These lists do not include the states that didn’t pass laws or tried to pass them but failed, but they provide a starting point to analyze.  States that pass pro-immigration laws typically have more immigrants as a percentage of their populations.  Interestingly, the difference is not huge, although there is a great deal of variance.  The average for anti-immigration states is 10.7 percent – pretty high.  Compared to the Swiss example, anti-immigration American states have some immigrants – just enough to make some natives dislike them – and certainly aren’t devoid of them. 

California and Arizona are odd cases because so much of their population was foreign born when they created their anti-immigration laws; but there is a good argument for excluding them from the anti-immigration list because they were the trend setters.  California really pioneered the anti-immigration state law through Proposition 187 (it was certainly viewed that way by the public) in 1994.  There was a higher fixed cost for Californians to develop the concept of an anti-immigration state law so it likely would have taken more of a public outrage to spur that bit of legislative innovation.  The case is similar for Arizona and their anti-immigration laws in 2008 and 2010.  After Californians and Arizonans developed the framework for opposing immigration on the state level, the marginal costs of other states copying anti-immigration laws were smaller, making it easier for others to adopt such laws – which is exactly what happened.  Arizona also developed the anti-driver license idea for DACA recipients.

Excluding California and Arizona from that already short list lowers the average immigrant population of anti-immigrant states to 7.4 percent – almost half of the pro-immigration states – and the standard deviation to just 2.9 percent.  Just eyeballing it, there might be a Kuznets curve for immigration restriction with the percent of a state’s population that is immigrant on the X-axis and support for immigration restrictions on the Y-axis.  A state needs some immigrants to pass anti-immigrant laws, but after the immigrant population grows past a point, pro-immigration laws are instead passed.  Getting to the far side of that curve makes further immigration restrictions very difficult to impossible.

This brings us back to Switzerland.       

Although 27.3 percent of Switzerland’s population is foreign born, far fewer than that can vote.  Switzerland also doesn’t have birthright citizenship, so the number of second-generation Swiss who could vote against restrictions was likely small.
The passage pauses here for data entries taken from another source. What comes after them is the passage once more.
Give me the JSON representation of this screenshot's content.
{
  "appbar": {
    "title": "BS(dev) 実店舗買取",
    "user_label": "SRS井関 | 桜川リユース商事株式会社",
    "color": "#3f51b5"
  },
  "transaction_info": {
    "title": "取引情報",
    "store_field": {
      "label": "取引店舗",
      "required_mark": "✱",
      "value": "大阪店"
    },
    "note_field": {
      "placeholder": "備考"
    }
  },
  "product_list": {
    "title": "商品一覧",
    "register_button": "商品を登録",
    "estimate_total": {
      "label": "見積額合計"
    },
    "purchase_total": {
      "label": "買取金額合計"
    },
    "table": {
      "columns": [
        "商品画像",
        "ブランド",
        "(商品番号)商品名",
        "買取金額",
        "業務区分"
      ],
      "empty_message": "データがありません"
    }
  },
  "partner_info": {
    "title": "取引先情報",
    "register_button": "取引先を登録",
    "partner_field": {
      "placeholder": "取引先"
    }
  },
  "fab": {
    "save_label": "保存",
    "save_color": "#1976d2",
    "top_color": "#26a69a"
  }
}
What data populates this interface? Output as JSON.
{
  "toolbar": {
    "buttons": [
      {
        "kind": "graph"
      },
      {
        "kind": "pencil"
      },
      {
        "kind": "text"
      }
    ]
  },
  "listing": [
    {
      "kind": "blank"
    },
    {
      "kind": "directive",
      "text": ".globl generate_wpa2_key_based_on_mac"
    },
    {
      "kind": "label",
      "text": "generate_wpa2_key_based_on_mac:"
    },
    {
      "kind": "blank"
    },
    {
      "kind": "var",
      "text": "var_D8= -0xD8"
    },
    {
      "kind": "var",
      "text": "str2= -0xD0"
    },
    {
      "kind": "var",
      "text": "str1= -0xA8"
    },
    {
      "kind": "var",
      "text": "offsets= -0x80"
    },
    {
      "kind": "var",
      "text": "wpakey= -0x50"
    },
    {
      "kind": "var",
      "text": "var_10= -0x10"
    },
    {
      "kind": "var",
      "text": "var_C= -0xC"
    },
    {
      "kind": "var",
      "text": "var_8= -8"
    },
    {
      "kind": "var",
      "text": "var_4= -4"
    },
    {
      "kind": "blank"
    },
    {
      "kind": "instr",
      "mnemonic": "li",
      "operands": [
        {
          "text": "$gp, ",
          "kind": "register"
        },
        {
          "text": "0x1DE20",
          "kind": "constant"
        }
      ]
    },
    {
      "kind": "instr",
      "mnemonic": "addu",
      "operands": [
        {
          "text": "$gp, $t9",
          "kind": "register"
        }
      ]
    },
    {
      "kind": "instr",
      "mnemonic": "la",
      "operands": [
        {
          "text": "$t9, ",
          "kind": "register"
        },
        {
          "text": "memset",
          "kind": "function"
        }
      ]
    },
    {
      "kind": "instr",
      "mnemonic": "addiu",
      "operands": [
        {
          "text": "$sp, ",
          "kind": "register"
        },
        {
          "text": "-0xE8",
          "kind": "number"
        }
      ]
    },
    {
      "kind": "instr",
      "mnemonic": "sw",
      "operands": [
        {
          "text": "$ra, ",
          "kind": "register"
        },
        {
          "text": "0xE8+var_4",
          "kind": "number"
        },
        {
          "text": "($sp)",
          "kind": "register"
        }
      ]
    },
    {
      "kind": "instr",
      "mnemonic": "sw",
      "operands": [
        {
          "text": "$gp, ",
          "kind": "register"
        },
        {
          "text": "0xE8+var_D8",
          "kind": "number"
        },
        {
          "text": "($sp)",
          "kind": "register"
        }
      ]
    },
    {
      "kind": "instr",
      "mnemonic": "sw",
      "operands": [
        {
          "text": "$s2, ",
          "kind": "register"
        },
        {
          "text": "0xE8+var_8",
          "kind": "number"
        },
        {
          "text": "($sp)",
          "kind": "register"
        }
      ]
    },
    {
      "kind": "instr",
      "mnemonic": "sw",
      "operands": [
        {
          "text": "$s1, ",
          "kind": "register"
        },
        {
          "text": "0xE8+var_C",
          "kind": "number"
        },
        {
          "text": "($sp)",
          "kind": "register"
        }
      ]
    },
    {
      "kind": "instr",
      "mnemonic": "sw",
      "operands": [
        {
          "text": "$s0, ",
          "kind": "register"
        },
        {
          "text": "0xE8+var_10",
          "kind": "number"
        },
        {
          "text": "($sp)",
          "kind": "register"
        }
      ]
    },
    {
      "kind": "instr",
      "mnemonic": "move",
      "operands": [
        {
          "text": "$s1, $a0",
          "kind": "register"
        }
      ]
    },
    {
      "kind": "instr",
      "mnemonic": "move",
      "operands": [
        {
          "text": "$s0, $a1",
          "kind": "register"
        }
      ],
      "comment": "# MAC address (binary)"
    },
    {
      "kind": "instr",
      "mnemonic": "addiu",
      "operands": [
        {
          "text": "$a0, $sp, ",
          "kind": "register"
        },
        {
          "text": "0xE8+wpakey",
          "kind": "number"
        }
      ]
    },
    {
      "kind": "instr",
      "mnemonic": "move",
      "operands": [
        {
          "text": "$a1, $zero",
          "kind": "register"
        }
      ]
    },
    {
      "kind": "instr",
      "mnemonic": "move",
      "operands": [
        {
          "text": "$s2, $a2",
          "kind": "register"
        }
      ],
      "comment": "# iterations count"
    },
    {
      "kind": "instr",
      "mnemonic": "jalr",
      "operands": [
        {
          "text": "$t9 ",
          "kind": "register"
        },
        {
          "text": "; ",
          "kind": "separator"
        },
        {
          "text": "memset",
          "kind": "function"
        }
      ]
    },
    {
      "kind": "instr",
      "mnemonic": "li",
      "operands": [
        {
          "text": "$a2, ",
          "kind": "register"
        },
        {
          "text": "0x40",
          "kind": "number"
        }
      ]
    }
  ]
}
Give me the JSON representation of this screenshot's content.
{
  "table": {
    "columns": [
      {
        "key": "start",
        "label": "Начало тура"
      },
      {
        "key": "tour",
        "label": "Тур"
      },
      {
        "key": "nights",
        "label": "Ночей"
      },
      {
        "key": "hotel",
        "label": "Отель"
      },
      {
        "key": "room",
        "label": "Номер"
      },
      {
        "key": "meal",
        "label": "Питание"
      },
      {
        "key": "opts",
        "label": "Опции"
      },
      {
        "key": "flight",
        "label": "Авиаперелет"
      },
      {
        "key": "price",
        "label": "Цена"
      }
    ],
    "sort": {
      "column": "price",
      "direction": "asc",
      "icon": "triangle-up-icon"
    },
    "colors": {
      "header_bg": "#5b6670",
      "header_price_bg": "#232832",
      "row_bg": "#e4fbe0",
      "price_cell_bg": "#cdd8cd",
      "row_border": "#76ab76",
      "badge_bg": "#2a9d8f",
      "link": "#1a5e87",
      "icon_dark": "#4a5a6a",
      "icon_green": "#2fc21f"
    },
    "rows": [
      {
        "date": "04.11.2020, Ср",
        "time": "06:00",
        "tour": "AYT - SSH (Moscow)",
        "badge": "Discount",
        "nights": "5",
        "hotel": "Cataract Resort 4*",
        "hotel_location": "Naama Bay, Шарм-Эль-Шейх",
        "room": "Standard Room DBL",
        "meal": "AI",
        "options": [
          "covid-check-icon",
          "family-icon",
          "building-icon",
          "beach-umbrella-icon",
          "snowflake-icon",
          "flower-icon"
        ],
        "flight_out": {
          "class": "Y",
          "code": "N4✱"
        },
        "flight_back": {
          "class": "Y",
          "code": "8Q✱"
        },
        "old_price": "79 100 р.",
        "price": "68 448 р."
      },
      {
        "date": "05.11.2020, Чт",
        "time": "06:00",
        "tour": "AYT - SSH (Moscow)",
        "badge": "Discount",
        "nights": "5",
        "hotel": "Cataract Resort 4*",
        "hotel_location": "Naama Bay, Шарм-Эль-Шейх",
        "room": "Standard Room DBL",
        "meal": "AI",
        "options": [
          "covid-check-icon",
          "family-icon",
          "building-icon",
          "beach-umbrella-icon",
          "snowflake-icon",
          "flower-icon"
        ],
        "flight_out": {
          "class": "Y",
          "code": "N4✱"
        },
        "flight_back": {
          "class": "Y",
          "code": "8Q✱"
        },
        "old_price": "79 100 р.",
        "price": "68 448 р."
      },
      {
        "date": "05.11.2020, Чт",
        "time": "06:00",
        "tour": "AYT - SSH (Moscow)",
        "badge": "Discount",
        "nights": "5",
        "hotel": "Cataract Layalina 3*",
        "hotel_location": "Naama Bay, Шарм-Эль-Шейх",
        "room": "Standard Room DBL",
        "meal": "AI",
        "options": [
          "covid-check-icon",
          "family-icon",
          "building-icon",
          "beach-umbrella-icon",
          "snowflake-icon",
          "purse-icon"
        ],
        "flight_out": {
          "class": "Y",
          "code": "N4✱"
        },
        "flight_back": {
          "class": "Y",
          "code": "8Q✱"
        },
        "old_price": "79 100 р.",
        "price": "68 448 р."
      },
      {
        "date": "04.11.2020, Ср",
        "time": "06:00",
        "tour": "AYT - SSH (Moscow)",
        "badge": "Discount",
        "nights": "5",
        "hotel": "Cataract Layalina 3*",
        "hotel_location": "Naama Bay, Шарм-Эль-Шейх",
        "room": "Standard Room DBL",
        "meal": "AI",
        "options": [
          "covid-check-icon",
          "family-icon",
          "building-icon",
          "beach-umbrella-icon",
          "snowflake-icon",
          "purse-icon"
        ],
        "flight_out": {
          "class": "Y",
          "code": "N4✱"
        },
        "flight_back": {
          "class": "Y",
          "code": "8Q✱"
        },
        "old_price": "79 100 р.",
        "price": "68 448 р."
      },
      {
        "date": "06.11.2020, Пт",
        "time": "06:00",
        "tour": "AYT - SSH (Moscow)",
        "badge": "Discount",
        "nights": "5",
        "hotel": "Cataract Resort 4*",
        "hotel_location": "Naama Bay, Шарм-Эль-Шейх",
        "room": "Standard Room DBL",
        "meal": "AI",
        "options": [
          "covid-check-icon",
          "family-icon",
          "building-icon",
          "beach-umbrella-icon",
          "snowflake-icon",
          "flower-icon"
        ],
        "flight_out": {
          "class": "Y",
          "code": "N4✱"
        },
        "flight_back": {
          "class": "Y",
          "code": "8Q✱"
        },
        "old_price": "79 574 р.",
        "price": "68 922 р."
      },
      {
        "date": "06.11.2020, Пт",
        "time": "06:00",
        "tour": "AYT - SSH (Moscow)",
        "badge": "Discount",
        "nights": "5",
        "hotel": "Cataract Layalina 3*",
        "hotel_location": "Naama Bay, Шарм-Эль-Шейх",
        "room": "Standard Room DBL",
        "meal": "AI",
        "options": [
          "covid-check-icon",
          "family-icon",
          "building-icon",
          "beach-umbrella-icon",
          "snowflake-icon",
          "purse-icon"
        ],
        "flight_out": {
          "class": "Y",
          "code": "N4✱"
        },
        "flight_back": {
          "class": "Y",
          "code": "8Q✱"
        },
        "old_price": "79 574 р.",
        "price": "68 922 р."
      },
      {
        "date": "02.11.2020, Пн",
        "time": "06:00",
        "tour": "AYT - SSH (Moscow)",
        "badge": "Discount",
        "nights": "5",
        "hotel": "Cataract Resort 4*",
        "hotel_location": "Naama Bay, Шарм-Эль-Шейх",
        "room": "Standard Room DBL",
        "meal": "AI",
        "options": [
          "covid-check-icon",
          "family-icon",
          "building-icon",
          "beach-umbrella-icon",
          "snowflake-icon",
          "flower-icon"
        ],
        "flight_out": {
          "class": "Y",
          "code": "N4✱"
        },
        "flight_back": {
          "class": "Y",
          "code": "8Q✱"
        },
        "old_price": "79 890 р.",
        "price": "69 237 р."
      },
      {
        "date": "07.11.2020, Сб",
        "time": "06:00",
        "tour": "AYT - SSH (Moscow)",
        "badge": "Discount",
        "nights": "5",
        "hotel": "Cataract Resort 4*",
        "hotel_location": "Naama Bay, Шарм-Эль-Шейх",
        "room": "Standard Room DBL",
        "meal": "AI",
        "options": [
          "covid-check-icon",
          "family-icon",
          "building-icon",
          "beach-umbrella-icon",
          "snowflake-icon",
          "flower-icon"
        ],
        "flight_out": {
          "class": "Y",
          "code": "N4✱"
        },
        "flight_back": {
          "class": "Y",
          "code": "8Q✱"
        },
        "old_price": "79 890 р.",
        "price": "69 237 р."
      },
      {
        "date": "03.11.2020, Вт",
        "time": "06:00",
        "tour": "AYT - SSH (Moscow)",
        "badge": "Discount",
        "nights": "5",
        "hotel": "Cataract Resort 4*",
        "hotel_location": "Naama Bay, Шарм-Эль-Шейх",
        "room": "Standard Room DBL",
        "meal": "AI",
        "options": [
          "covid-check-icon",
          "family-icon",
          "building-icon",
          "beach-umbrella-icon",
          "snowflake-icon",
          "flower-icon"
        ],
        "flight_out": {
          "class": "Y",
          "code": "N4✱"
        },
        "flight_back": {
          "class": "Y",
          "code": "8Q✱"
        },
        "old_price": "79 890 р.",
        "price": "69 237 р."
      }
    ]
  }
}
This could also explain why despite Switzerland having a relatively high percentage of its population foreign born, it was able to pass anti-immigration laws like American states with low immigrant populations did.

This is not enough data to support my theory in the United States, but it is a starting point.  To avoid some of the worst anti-immigration laws, it seems that the immigrant population only has to literally outgrow them.